Every year I take a writing retreat at The Evangelical Institute of Biblical Studies (link to website) in Greenville, SC. Affectionately called “EI,” it’s a tiny two-year Bible school (with an optional third year) that sits atop the highest mountain in Greenville County, with a lush campus and gorgeous views.
How tiny? Well each year about fifty students come from many states and other countries all over the world (Japan, Brazil, Mongolia, Latvia, Kenya, Indonesia, Peru, and Thailand come readily to mind) to study the Word of God together and to deepen their relationship with the Lord.
When we first heard about the school in 2006—when by that time it was 40 years old—Tim and I looked at each other and said, “We lived in Greenville for all those years without ever hearing of this school?”
EI isn’t known for self-promotion, that’s for sure.

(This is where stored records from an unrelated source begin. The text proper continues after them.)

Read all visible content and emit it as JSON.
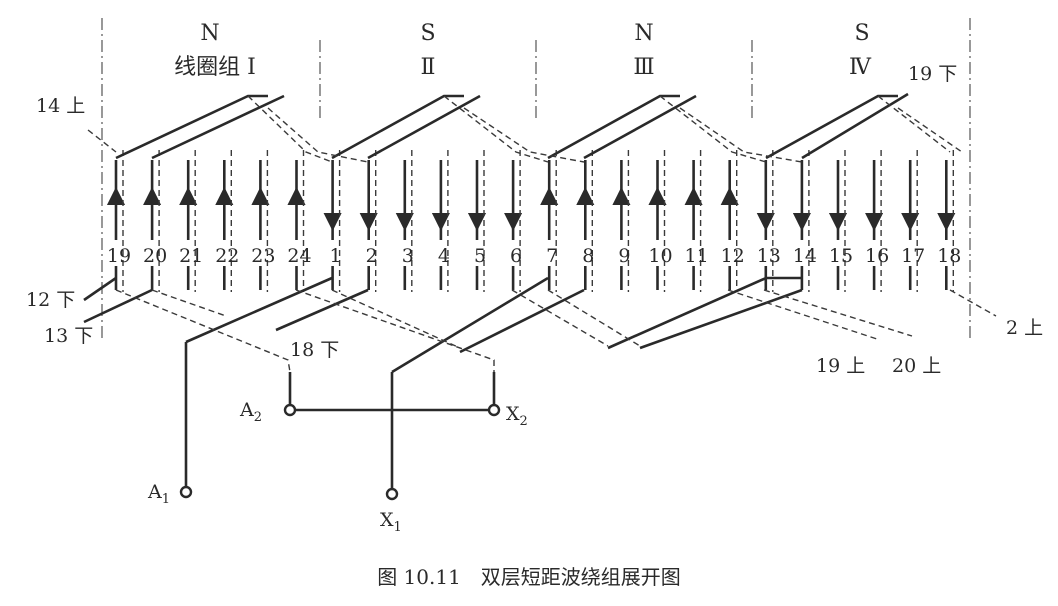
{
  "poles": [
    {
      "pole": "N",
      "coil_group": "线圈组 Ⅰ"
    },
    {
      "pole": "S",
      "coil_group": "Ⅱ"
    },
    {
      "pole": "N",
      "coil_group": "Ⅲ"
    },
    {
      "pole": "S",
      "coil_group": "Ⅳ"
    }
  ],
  "slots": [
    "19",
    "20",
    "21",
    "22",
    "23",
    "24",
    "1",
    "2",
    "3",
    "4",
    "5",
    "6",
    "7",
    "8",
    "9",
    "10",
    "11",
    "12",
    "13",
    "14",
    "15",
    "16",
    "17",
    "18"
  ],
  "current_direction": [
    "up",
    "up",
    "up",
    "up",
    "up",
    "up",
    "down",
    "down",
    "down",
    "down",
    "down",
    "down",
    "up",
    "up",
    "up",
    "up",
    "up",
    "up",
    "down",
    "down",
    "down",
    "down",
    "down",
    "down"
  ],
  "connection_labels": {
    "left_top": "14 上",
    "left_mid": "12 下",
    "left_bottom": "13 下",
    "right_top": "19 下",
    "right_bottom": "2 上",
    "mid_18": "18 下",
    "bottom_19": "19 上",
    "bottom_20": "20 上"
  },
  "terminals": {
    "A1": {
      "letter": "A",
      "sub": "1"
    },
    "A2": {
      "letter": "A",
      "sub": "2"
    },
    "X1": {
      "letter": "X",
      "sub": "1"
    },
    "X2": {
      "letter": "X",
      "sub": "2"
    }
  },
  "caption": "图 10.11　双层短距波绕组展开图"
}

But through the years Christian workers and missionaries have gone out from the school and sent others to be educated there.
Early on, Tim and I both thought that going to a Bible school for two or three years after high school wasn’t the best use of one’s money. After all, one could take Bible courses at a Christian college while one was learning a marketable skill, couldn’t one? And one could engage in Bible studies elsewhere and study the Bible on one’s one, couldn’t one?
As we got to know more and more of the young people from the school, as we occasionally sat in on “Monday Night Meeting,” which is open to the public, and as our older child had some significant negative experiences at another local institution of higher learning, we began to rethink our thinking.
Ultimately we both began to urge Child #3 to attend there. She had already taken a dual credit Old Testament class at a local Christian college. But when she went to EI and had to take Old Testament again, I asked her, “How do the two classes compare?”
She said, “There’s no comparison. The other professor just told Bible stories, and I already knew them. Mr. Nuernberg digs into the Bible and pulls out applications that I’ve never seen before.”
Our daughter began to write songs based on what she’d been learning in her Bible classes, especially during the monthly prayer and fasting days, and sing them in coffee shops.
She developed deep friendships with people from very different backgrounds and from different parts of the world. Her love for the Lord and others strengthened.
This daughter went on to become a manager at a local bakery, marry, and study sustainable agriculture at the community college, but EI helped her have foundations for living.
While our daughter was in school, we still weren’t sure about EI for our last child, because he wasn’t academically inclined, and we knew that EI’s work was quite rigorous, with a considerable amount of reading and papers to write.
Heart-breakingly, this son also wasn’t a Christian and was willing to say so.
However, as we prayed, two things happened. We saw how gently and kindly the teachers of EI worked with students who had learning disabilities of one sort or another. They allowed them to finish some assignments over the breaks. They spent extra time with them.
And our son decided he was willing to go. “This is God’s last chance to show up in my life,” he said to me. We told him not to pretend to be a Christian when he applied, but to be honest with the dean of men. He was, and he was conditionally accepted.
And we prayed. As it turned out, students and teachers at the school were praying for him too.
His first semester our son figured what’s the point, didn’t study, goofed off, and continued to answer me and others with monosyllables or arguments.
But one day in March of his first school year, when I picked him up to take him home to do his laundry, I said the usual as we pulled out of the parking lot, “How’s it going?”
He turned and looked at me (unusual in itself) and replied, “Really good, actually.”
My heart almost stopped. “Oh? What’s different?”
“I was saved this week.”
Tears sprang to my eyes, making it hard to see the road, and I struggled to keep my voice steady. “Oh, that, that’s, really good. I’m, I’m really glad to hear that. Ummm . . . can you tell me about it?”
He proceeded to remind me about a friend of his who was being sexually abused. I had known something of this, but listened soberly. He had asked his classmates to pray for her, which meant almost everyone on campus was praying for her, as they were praying for him.
That week, because of circumstances with this friend, he was brought to the end of himself knowing that what was going on was far more than he himself could handle, and he asked the Lord to rescue him.
And yes, the Lord did show up in his life.
The next year and a half of Bible school showed a completely different young man. He stopped arguing. He was eager and willing to learn. He sought God and prayed for others. He and I had deep conversations about the things of the Lord and how to pray for and help those who have been abused.
This son went on to become a house painter, but he also wants to do foreign mission work, which is what he used to talk about doing when he was five years old.
The financial debt? They both had theirs paid off in a year or less.
The rewards? They last for a lifetime.
Once a year now, I spend five days at this little campus, writing, reading, and praying. I walk the grounds and remember what the Lord has done, and I praise Him.
For anyone who wants to have a deeper understanding of the Word of God, not just in order to know the Bible, but in order to know God, for anyone who wants to get to know others who also long to know Him, I give The Evangelical Institute of Biblical Training my highest recommendation.
Their mission, they say is to “train believers to live like Christ, for Christ, out of the riches of Christ, anywhere in the world.” I believe they take their mission very seriously, and the fruit of their work proves it out.
Note: I received my son’s approval before posting this piece.